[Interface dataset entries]
-=-=-=-=-

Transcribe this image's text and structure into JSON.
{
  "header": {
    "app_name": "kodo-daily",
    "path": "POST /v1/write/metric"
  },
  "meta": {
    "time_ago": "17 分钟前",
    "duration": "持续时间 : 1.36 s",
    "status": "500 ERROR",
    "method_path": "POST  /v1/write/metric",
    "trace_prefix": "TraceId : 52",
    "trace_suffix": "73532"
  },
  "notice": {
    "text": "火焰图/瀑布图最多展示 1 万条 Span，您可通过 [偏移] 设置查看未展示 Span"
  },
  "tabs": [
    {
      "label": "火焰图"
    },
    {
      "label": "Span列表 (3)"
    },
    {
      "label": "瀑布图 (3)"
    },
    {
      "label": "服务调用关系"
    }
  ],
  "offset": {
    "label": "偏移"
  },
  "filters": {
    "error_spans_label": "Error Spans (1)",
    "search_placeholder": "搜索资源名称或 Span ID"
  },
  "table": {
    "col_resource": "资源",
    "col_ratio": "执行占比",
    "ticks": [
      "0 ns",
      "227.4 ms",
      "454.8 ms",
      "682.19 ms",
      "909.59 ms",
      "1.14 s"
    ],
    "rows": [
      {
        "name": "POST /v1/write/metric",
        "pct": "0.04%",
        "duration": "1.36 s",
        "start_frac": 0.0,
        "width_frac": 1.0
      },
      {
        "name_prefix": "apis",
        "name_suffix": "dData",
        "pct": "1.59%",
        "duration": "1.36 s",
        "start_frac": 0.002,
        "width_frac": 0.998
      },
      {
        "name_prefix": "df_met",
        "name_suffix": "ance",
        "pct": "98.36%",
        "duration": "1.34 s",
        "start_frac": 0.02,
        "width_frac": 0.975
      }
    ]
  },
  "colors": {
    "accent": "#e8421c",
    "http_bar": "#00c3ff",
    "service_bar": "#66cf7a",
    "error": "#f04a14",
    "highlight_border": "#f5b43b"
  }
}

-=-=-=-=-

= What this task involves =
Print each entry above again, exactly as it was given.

= Written answer =
Transcribe this image's text and structure into JSON.
{
  "header": {
    "app_name": "kodo-daily",
    "path": "POST /v1/write/metric"
  },
  "meta": {
    "time_ago": "17 分钟前",
    "duration": "持续时间 : 1.36 s",
    "status": "500 ERROR",
    "method_path": "POST  /v1/write/metric",
    "trace_prefix": "TraceId : 52",
    "trace_suffix": "73532"
  },
  "notice": {
    "text": "火焰图/瀑布图最多展示 1 万条 Span，您可通过 [偏移] 设置查看未展示 Span"
  },
  "tabs": [
    {
      "label": "火焰图"
    },
    {
      "label": "Span列表 (3)"
    },
    {
      "label": "瀑布图 (3)"
    },
    {
      "label": "服务调用关系"
    }
  ],
  "offset": {
    "label": "偏移"
  },
  "filters": {
    "error_spans_label": "Error Spans (1)",
    "search_placeholder": "搜索资源名称或 Span ID"
  },
  "table": {
    "col_resource": "资源",
    "col_ratio": "执行占比",
    "ticks": [
      "0 ns",
      "227.4 ms",
      "454.8 ms",
      "682.19 ms",
      "909.59 ms",
      "1.14 s"
    ],
    "rows": [
      {
        "name": "POST /v1/write/metric",
        "pct": "0.04%",
        "duration": "1.36 s",
        "start_frac": 0.0,
        "width_frac": 1.0
      },
      {
        "name_prefix": "apis",
        "name_suffix": "dData",
        "pct": "1.59%",
        "duration": "1.36 s",
        "start_frac": 0.002,
        "width_frac": 0.998
      },
      {
        "name_prefix": "df_met",
        "name_suffix": "ance",
        "pct": "98.36%",
        "duration": "1.34 s",
        "start_frac": 0.02,
        "width_frac": 0.975
      }
    ]
  },
  "colors": {
    "accent": "#e8421c",
    "http_bar": "#00c3ff",
    "service_bar": "#66cf7a",
    "error": "#f04a14",
    "highlight_border": "#f5b43b"
  }
}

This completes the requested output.